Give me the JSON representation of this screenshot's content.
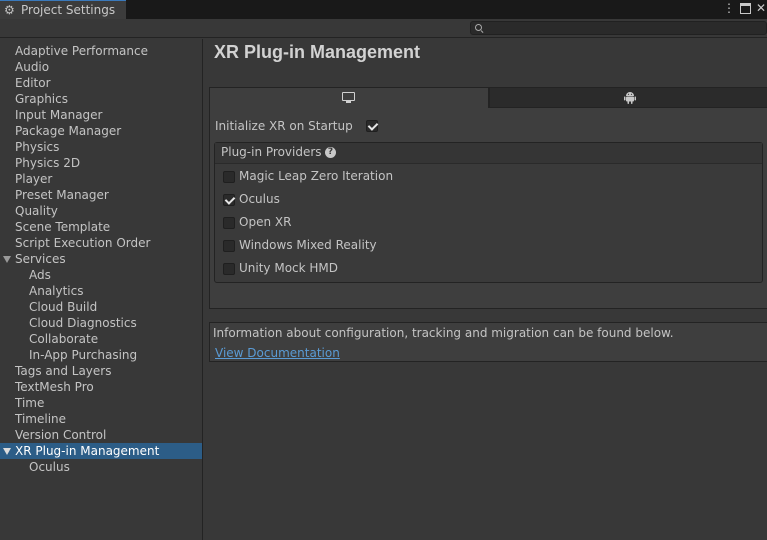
{
  "window": {
    "tab_title": "Project Settings",
    "menu_icon": "kebab-menu-icon",
    "maximize_icon": "maximize-icon",
    "close_icon": "close-icon",
    "search": {
      "value": "",
      "placeholder": ""
    }
  },
  "sidebar": {
    "items": [
      {
        "label": "Adaptive Performance"
      },
      {
        "label": "Audio"
      },
      {
        "label": "Editor"
      },
      {
        "label": "Graphics"
      },
      {
        "label": "Input Manager"
      },
      {
        "label": "Package Manager"
      },
      {
        "label": "Physics"
      },
      {
        "label": "Physics 2D"
      },
      {
        "label": "Player"
      },
      {
        "label": "Preset Manager"
      },
      {
        "label": "Quality"
      },
      {
        "label": "Scene Template"
      },
      {
        "label": "Script Execution Order"
      },
      {
        "label": "Services",
        "expanded": true
      },
      {
        "label": "Ads",
        "child": true
      },
      {
        "label": "Analytics",
        "child": true
      },
      {
        "label": "Cloud Build",
        "child": true
      },
      {
        "label": "Cloud Diagnostics",
        "child": true
      },
      {
        "label": "Collaborate",
        "child": true
      },
      {
        "label": "In-App Purchasing",
        "child": true
      },
      {
        "label": "Tags and Layers"
      },
      {
        "label": "TextMesh Pro"
      },
      {
        "label": "Time"
      },
      {
        "label": "Timeline"
      },
      {
        "label": "Version Control"
      },
      {
        "label": "XR Plug-in Management",
        "expanded": true,
        "selected": true
      },
      {
        "label": "Oculus",
        "child": true
      }
    ]
  },
  "main": {
    "title": "XR Plug-in Management",
    "platform_tabs": [
      {
        "icon": "monitor-icon",
        "active": true
      },
      {
        "icon": "android-icon",
        "active": false
      }
    ],
    "init_xr": {
      "label": "Initialize XR on Startup",
      "checked": true
    },
    "providers": {
      "title": "Plug-in Providers",
      "items": [
        {
          "label": "Magic Leap Zero Iteration",
          "checked": false
        },
        {
          "label": "Oculus",
          "checked": true
        },
        {
          "label": "Open XR",
          "checked": false
        },
        {
          "label": "Windows Mixed Reality",
          "checked": false
        },
        {
          "label": "Unity Mock HMD",
          "checked": false
        }
      ]
    },
    "info": {
      "text": "Information about configuration, tracking and migration can be found below.",
      "link": "View Documentation"
    }
  },
  "colors": {
    "selection": "#2c5d87",
    "link": "#5a9bd5",
    "background": "#383838"
  }
}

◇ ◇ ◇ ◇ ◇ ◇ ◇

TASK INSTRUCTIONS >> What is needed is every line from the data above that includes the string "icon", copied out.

TASK OUTPUT >>
    "menu_icon": "kebab-menu-icon",
    "maximize_icon": "maximize-icon",
    "close_icon": "close-icon",
        "icon": "monitor-icon",
        "icon": "android-icon",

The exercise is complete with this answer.